The outline of ideological sets (IC 56 p.2) gives each a name, lists a few main qualities, and a few representative examples that can be read to indicate when they’ve occurred in history. I think that’s the way it should be, because it emphasizes the nesting nature of the sets, each blossoming from the center of the previous one but not cancelling it out. However, in the eidodynamic ‘Revolution’ set you’ve added: ‘Attempts to impose Marxist communism but fails for lack of support.’ I don’t see any other place where you cancel out a set, and I think this one is out of place…

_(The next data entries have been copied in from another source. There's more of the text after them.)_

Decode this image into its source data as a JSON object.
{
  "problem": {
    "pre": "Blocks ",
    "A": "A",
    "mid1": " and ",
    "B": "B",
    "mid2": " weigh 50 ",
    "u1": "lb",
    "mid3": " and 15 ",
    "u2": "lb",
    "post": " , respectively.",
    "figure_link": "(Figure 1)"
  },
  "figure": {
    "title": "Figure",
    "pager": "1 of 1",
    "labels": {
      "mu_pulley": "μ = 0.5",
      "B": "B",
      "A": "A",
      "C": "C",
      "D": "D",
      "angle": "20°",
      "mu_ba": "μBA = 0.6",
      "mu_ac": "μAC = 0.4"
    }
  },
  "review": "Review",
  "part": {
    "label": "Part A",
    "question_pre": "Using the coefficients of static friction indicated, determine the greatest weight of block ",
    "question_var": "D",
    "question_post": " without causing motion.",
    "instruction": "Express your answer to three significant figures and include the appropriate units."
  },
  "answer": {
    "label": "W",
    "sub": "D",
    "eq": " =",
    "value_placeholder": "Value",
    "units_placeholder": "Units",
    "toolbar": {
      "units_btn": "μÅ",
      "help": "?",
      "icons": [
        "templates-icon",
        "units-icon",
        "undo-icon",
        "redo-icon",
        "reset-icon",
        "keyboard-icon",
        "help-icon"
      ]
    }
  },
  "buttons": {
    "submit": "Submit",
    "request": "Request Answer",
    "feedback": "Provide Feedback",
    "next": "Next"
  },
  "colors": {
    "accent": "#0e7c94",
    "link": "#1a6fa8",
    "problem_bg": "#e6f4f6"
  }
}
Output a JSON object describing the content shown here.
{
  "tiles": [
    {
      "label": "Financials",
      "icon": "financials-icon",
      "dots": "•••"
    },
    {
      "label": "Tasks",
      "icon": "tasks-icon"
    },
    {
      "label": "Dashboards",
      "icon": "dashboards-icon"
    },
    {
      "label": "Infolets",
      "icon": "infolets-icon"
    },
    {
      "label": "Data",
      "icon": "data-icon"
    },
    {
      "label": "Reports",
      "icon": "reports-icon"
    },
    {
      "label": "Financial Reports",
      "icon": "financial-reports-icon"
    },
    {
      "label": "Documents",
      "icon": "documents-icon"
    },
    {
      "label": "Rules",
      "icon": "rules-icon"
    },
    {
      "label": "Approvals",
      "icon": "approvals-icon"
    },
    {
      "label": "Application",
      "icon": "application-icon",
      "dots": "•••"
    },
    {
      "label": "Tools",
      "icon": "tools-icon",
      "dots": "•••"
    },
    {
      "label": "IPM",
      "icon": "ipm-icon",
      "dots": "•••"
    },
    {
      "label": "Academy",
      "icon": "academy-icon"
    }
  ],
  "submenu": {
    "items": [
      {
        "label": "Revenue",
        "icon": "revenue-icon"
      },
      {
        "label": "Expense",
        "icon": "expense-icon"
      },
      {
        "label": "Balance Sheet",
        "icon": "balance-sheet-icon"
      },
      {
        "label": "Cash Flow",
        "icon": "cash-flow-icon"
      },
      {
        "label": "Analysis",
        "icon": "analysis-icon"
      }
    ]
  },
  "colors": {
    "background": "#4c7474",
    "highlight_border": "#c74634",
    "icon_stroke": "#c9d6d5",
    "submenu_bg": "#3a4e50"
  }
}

Some might think the progression of ideologies in ‘MEET S.I.‘ implies that those closer to the ideology of ideology are somehow ‘better’ than the others… Adding the third paragraph from ‘The Ideological Pyramid’ to the side-bar of ‘MEET S.I.‘ might thwart that misinterpretation. I’d suggest replacing the word ‘development’ with ‘complexity,’ which I see as being more neutral…

I envision the systematic ideological model as concentric rings rather than a pyramid, with expediency being the larger outer ring and ideology of ideology closer to the center. From this I envisioned a stone dropped in a pool, with the first waves moving out from it being expediency, then principle, etc….

The quote from an Albanian (IC 56 p.4) reminds me of one from a child in one of the English experimental free-form schools: ‘Do we have to do anything we want to again today?’

Reading Angles on Anarchism my first thought was ‘Now I don’t have to write it’… I shall be sending a few dollars so you can send copies to a friend or two who will also enjoy it… I think another possible ‘proof’ of a systematic ideological interpretation of anarchism is the fact that the anarchist ‘movement’ exists for the most part (at least in North America) as anarchist magazines that are usually circulated among other anarchist magazine publishers. This is a movement high on theory, low on practice or precedent…

I enjoyed Beyond Politics, and was convinced there was enough overlap in s.i. and my views that the two could be merged (until something better knocks them all loose again).
Yours etc. Trevor Blake

There’s no rule that says we mustn’t report the bouquets as well as the brick-bats. The suggestions in the first two paragraphs are bang on and have been adopted. (We have given only extracts).

from Ideological Commentary 58, November 1992.